My dad once explained to me that some people cannot be happy unless they have something to be unhappy about. He told me this in response to my questions about some people at church. Some people were always mad at someone for something while simultaneously being happy in the Lord. I think it comes down to some people’s innate desire to be offended. Have you already thought of someone in your life that could be described this way? If not, is it possible that you’re that person in someone else’s life?
People are just too easily offended, or at least they would have you to believe they are. Don’t believe me? Then you weren’t paying attention during this past holiday season. I think “Happy holidays,” is the one of the few polite things you can say to someone and set him off. I’m glad I’ve made it through the season of e-mails telling me where I should and should not buy my family presents, because someone is offended that a store instituted a policy to try to not offend someone. Granted, you would have to have really thin skin and possibly be quite an egomaniac to be truly offended by a polite, “Merry Christmas,” but the same could be said about the other side, too. There are far too many Christians and non-Christians that get their undies in a bunch over things that shouldn’t greatly affect one’s life.
That used to be me, and left unchecked, it can be me. However, I used to be a lot more easily offended than I am now. I didn’t realize it about myself, as many don’t, but I was reminded last week that I truly was. Maybe I knew I was easily offended, but I justified it by knowing I was right, and therefore I should have been offended. I was reminded while being too lazy to find the remote and change the channel. My Wife and Kids came on, and my brain instinctively told me to change it. Cooler and lazier heads prevailed, though, so it stayed on. Now, that show is stupid. I only found it mildly amusing, and that should have been my reason for no longer watching it, but it wasn’t. I didn’t know for sure, but I knew it had offended me, and I had quit. As luck would have it, the very last episode I ever watched was on that day, and I was reminded of the turd I once was.
It did not take much to get me upset when discussing two particular issues, and I was quite content being upset. I’ve always fancied a good argument (or as adults like to say, “debate”), and there has always been something subtly pleasing to me about being angry. It sounds weird, but it’s true. I think it’s because anger made me feel like I was right and everyone else was wrong. If I was wrong, I wouldn’t have been so angry. Right? Of course, right. So what were the issues that got me all riled up? Insulting my religion or my politics. As I look back, insulting someone from the Republican party was nearly as offensive to me as insulting Jesus. In this specific instance – the one from My Wife and Kids – Damon Wayans said his son was dumb, but not George W dumb. When I heard it last week, I laughed out loud – not because I think that joke is particularly funny, but because I was embarrassed by how easily “offended” I was.
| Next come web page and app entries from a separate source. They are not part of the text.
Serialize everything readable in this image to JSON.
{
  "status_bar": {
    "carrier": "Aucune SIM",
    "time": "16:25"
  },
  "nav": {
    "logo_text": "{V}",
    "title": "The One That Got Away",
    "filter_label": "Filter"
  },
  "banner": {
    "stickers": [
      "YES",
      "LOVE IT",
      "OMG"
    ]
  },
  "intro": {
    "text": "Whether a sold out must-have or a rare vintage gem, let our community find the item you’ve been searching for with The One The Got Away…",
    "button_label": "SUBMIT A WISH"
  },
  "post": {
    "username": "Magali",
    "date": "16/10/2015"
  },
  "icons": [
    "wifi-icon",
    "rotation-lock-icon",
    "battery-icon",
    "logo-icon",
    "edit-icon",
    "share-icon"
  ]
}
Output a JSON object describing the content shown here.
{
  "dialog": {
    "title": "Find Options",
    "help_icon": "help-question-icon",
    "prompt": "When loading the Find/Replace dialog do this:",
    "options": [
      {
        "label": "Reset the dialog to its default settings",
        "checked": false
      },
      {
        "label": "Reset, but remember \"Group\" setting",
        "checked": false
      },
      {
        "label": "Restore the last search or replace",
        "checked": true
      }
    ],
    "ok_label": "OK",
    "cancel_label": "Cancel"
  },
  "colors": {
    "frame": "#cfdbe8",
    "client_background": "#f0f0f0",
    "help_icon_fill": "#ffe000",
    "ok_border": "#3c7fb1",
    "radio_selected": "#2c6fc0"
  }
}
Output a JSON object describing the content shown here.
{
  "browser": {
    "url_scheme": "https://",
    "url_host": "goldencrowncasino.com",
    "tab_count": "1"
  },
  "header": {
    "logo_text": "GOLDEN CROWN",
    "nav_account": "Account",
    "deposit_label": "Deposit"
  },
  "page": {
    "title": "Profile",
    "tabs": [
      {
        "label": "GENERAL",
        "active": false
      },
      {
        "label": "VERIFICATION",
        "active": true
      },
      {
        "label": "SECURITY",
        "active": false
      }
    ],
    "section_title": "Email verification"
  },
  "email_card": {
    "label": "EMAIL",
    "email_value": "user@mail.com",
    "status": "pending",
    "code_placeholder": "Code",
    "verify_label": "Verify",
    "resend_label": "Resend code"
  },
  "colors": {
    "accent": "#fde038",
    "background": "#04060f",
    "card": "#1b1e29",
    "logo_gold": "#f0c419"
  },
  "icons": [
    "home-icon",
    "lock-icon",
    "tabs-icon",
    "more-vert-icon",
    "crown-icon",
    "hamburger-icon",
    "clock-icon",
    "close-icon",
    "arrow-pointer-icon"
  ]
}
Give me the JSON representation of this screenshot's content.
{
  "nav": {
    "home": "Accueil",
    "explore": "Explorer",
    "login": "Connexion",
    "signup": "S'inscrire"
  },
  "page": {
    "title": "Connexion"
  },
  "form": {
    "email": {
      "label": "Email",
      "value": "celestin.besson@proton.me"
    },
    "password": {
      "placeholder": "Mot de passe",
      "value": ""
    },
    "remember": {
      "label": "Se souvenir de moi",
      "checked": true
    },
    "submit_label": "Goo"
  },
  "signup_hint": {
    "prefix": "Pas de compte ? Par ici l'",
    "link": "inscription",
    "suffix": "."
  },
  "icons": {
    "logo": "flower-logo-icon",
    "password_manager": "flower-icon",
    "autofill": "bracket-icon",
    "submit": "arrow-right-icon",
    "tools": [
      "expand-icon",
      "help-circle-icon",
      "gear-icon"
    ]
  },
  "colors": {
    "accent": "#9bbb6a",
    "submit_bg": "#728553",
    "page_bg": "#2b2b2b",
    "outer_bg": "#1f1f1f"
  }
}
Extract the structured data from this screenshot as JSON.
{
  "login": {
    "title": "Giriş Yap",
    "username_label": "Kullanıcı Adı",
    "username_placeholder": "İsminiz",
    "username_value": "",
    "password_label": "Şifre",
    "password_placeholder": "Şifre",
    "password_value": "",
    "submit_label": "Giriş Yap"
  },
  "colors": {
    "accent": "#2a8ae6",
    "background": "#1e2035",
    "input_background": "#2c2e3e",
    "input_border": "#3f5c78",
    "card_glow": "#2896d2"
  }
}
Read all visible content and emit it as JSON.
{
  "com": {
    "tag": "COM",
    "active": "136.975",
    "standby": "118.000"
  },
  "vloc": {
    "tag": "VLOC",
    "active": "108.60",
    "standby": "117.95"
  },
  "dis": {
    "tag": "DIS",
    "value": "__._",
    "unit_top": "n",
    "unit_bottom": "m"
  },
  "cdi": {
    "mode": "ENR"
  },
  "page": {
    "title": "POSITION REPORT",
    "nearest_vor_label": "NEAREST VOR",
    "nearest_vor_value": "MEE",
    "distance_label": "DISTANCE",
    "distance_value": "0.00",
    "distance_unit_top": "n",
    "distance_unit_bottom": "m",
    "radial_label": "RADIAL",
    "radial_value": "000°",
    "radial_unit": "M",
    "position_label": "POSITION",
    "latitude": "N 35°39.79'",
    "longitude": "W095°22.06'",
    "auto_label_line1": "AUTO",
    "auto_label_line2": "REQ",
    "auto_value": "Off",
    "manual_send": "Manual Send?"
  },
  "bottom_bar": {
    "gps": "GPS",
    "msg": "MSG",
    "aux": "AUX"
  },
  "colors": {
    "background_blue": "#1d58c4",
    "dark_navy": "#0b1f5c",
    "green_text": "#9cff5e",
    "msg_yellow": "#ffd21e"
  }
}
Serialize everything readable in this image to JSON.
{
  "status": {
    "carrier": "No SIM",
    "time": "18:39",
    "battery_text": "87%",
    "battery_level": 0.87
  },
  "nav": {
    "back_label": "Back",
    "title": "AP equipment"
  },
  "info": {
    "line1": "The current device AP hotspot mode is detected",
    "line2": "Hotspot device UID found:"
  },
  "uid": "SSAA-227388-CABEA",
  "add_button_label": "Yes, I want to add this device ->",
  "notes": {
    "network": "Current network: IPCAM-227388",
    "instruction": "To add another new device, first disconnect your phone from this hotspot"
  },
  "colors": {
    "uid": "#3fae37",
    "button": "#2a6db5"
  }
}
There are other things people get faux offended about, of course. I don’t want to dive into all of them, though, for fear I would mention any of your silly overreactions and have you think I’m picking on you specifically. But you should check yourself when you get offended. Was the thing said or done truly offensive, or is it a hot button issue for you that you need to be offended by? Do you just need to scream and be angry about something? Did it really hurt, or are you thinking of ways it could have possibly hurt so that you have something to talk about? And even if you find that you are truly offended, did you act like an adult or a child in your reaction?